The recent reformation of THE AFGHAN WHIGS proves a simple story, really. It was not precipitated by financial urgency, a need to cash in on some recent cover smash, or a made-for-TV movie deal; instead, it's all about three musicians who want to hit the stage together again. While every band... [read more]
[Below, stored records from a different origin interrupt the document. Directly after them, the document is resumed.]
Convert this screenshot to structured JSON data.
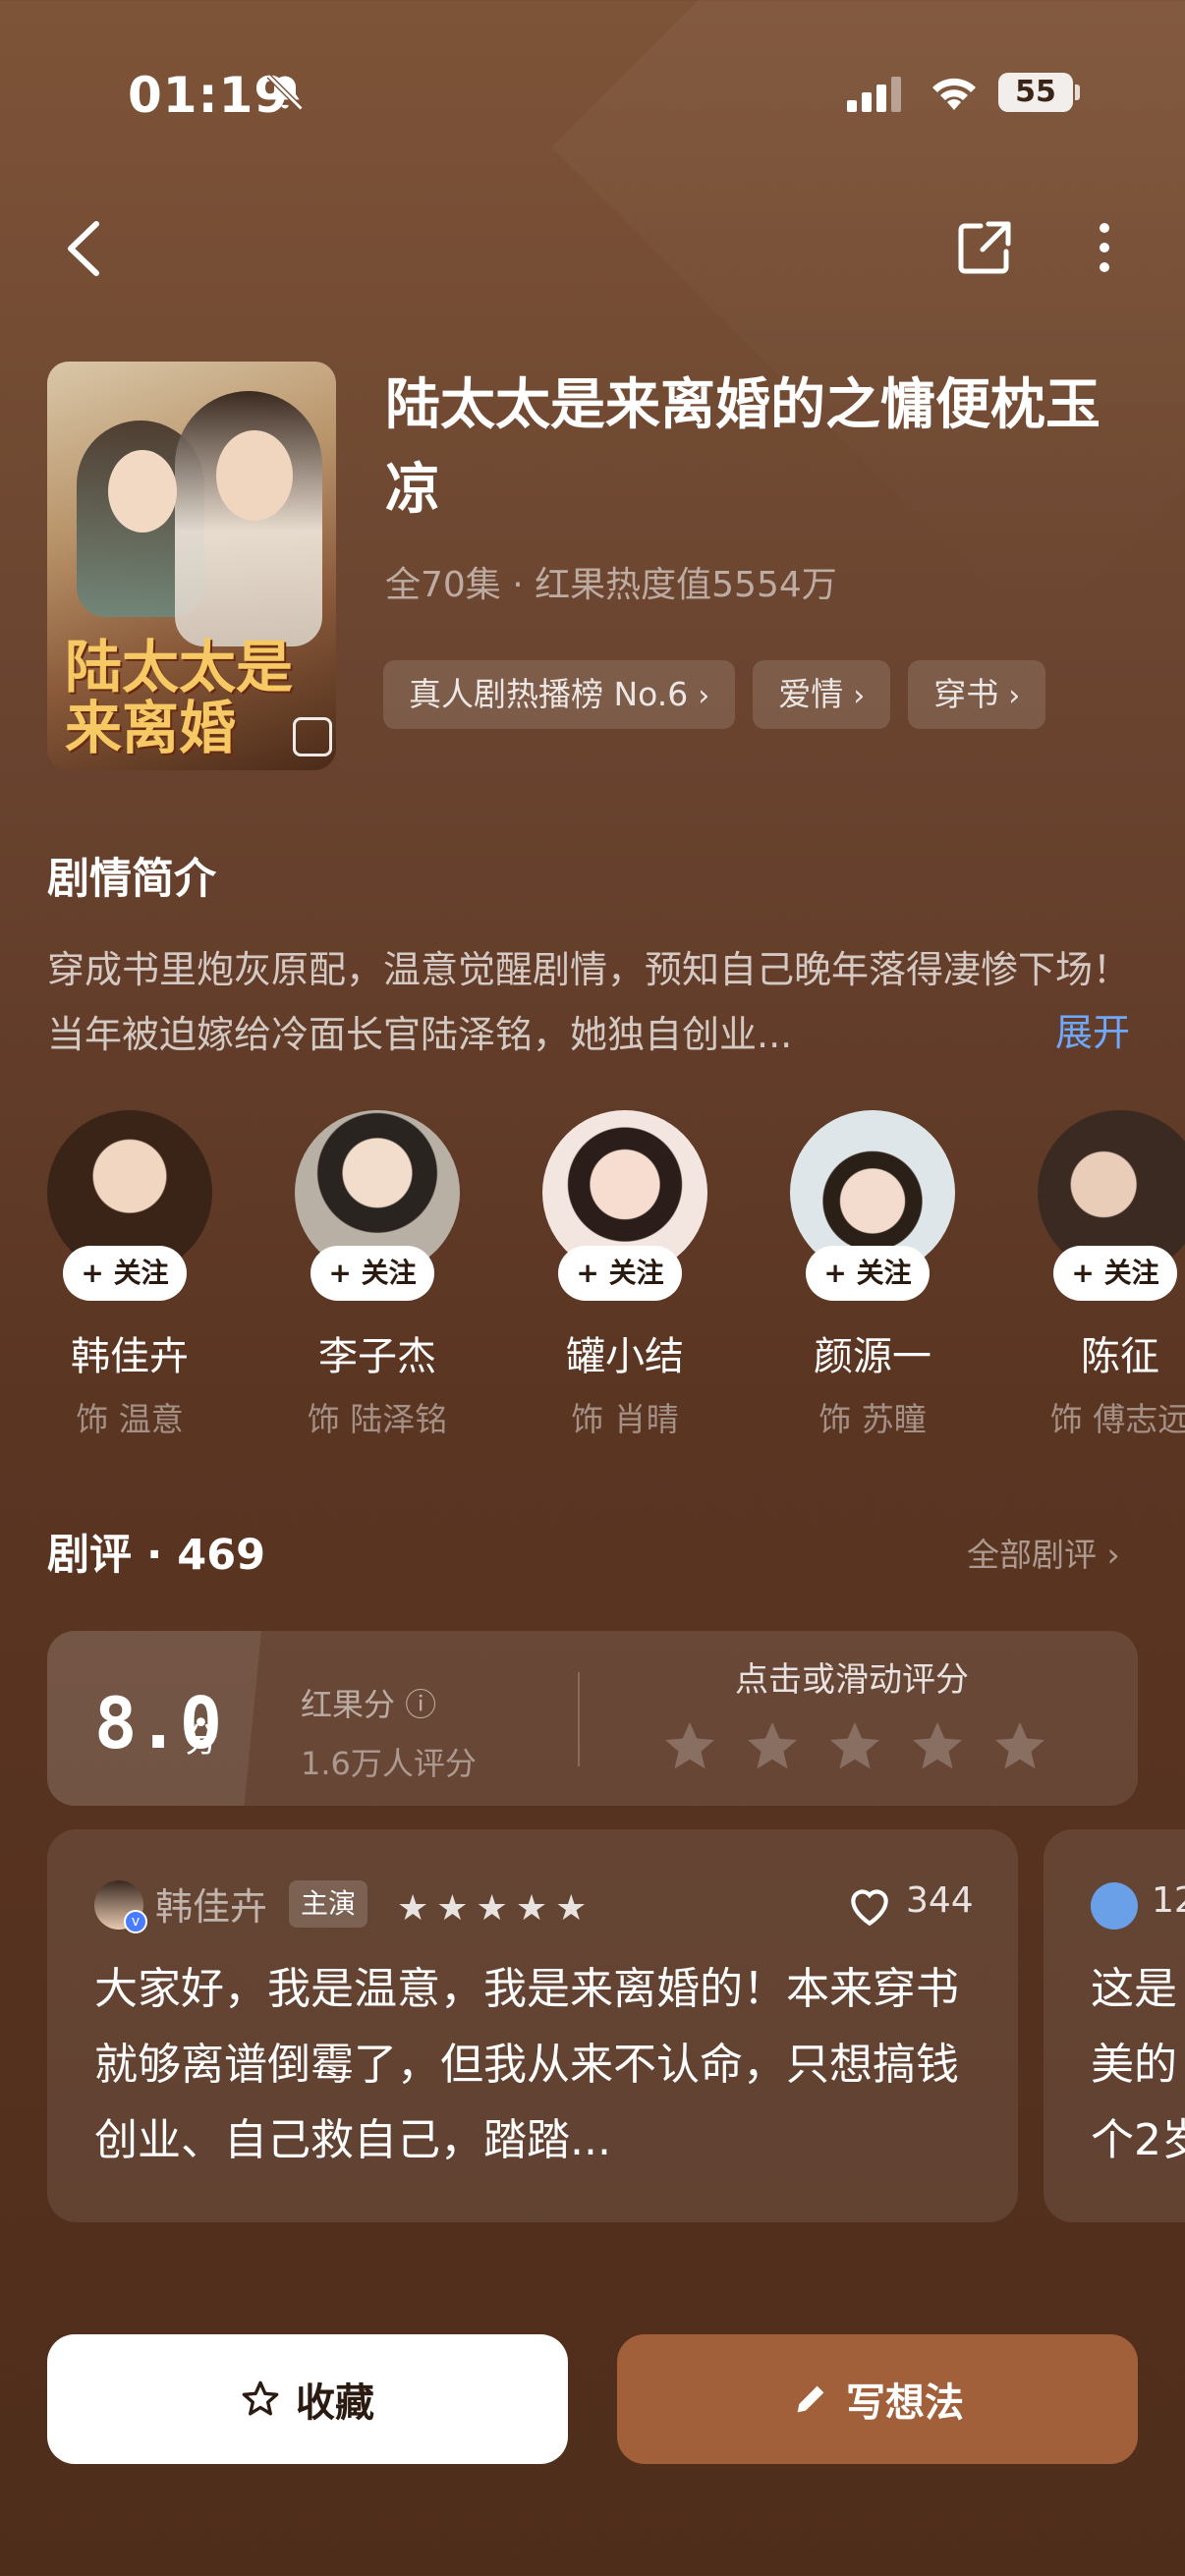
{
  "status_bar": {
    "time": "01:19",
    "battery": "55"
  },
  "show": {
    "title": "陆太太是来离婚的之慵便枕玉凉",
    "meta": "全70集 · 红果热度值5554万",
    "poster_logo": "陆太太是来离婚",
    "tags": [
      {
        "label": "真人剧热播榜 No.6"
      },
      {
        "label": "爱情"
      },
      {
        "label": "穿书"
      }
    ]
  },
  "synopsis": {
    "heading": "剧情简介",
    "text": "穿成书里炮灰原配，温意觉醒剧情，预知自己晚年落得凄惨下场！当年被迫嫁给冷面长官陆泽铭，她独自创业...",
    "expand": "展开"
  },
  "cast": {
    "follow_label": "+ 关注",
    "members": [
      {
        "name": "韩佳卉",
        "role": "饰 温意",
        "color": "#6a4a3a"
      },
      {
        "name": "李子杰",
        "role": "饰 陆泽铭",
        "color": "#c8bfb2"
      },
      {
        "name": "罐小结",
        "role": "饰 肖晴",
        "color": "#f3e3d8"
      },
      {
        "name": "颜源一",
        "role": "饰 苏瞳",
        "color": "#e9ecef"
      },
      {
        "name": "陈征",
        "role": "饰 傅志远",
        "color": "#4b3a30"
      }
    ]
  },
  "reviews": {
    "heading": "剧评 · 469",
    "all_link": "全部剧评 ›",
    "score": "8.0",
    "score_unit": "分",
    "score_label": "红果分 ⓘ",
    "rating_count": "1.6万人评分",
    "rate_prompt": "点击或滑动评分",
    "card": {
      "author": "韩佳卉",
      "role_badge": "主演",
      "stars": "★★★★★",
      "likes": "344",
      "text": "大家好，我是温意，我是来离婚的！本来穿书就够离谱倒霉了，但我从来不认命，只想搞钱创业、自己救自己，踏踏..."
    },
    "card2": {
      "likes_partial": "12",
      "text_lines": [
        "这是",
        "美的",
        "个2岁"
      ]
    }
  },
  "actions": {
    "favorite": "收藏",
    "write": "写想法"
  },
  "colors": {
    "accent_button": "#a2603a",
    "link_blue": "#6fa8ff",
    "bg_top": "#7e5438",
    "bg_bottom": "#4f2d1b"
  }
}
The recent reformation of THE AFGHAN WHIGS proves a simple story, really. It was not precipitated by financial urgency, a need to cash in on some recent cover smash, or a made-for-TV movie deal; instead, it's all about three musicians who want to hit the stage together again. While every band reunion carries its share of nostalgic currency, an Afghan Whigs concert tour in 2012 - neatly timed to hit 25 years after their first live show in 1987 - promises to be a most unpredictable and contemporary experience. Then again, those were always the Whigs' defining qualities, along with a reputation as one of rock's most cathartic, powerful concert outfits. "I'd been asked about a reunion so many times over the years, and I kept saying no," says GREG DULLI, Afghan Whigs' frontman and chief songwriter. "I finally had to ask myself, 'Well, why not?'" The actual impetus to regroup occurred in 2010 during Dulli's first-ever solo tour - a rare hiatus from his ongoing gig as leader of his acclaimed post-Whigs outfit, THE TWILIGHT SINGERS. He had asked Whigs bassist JOHN CURLEY to join him on stage at a couple shows, and then Curley stayed on for a few more; soon after, audiences found themselves treated to performances of beloved Whigs' classics like "Step Into The Light" (off the band's 1996 noir masterpiece Black Love) for the first time in well over a decade. "I had a great time playing with John, and just hanging out," says Dulli. "More and more Whigs songs were finding their way into the set list. I hadn't sang those songs for years, but they felt fresh and alive in ways I couldn't have predicted." Following a similar bonding experience with Whigs' guitarist RICK MCCOLLUM during a day off of the Twilight Singers' 2011 spring tour, the desire to bring the original trio back to the stage was now sown in Dulli's mind - and, simultaneously, with the other two primary members. "Greg's enthusiasm definitely rubbed off," says Curley, who currently owns and operates Ultrasuede Studio in the Whigs' hometown ofCincinnati,Ohio. "I didn't need a whole lot of convincing, though, after the recent shows we'd played together. We all came to the conclusion that getting the Whigs back together would be a lot of fun, for no other reason than because we wanted to." In November 2011, the three convened for several days inNew Orleans; after the first night of rehearsal, however, it was clear that old black magic remained strong as ever. "We could've played a show that night," Dulli notes.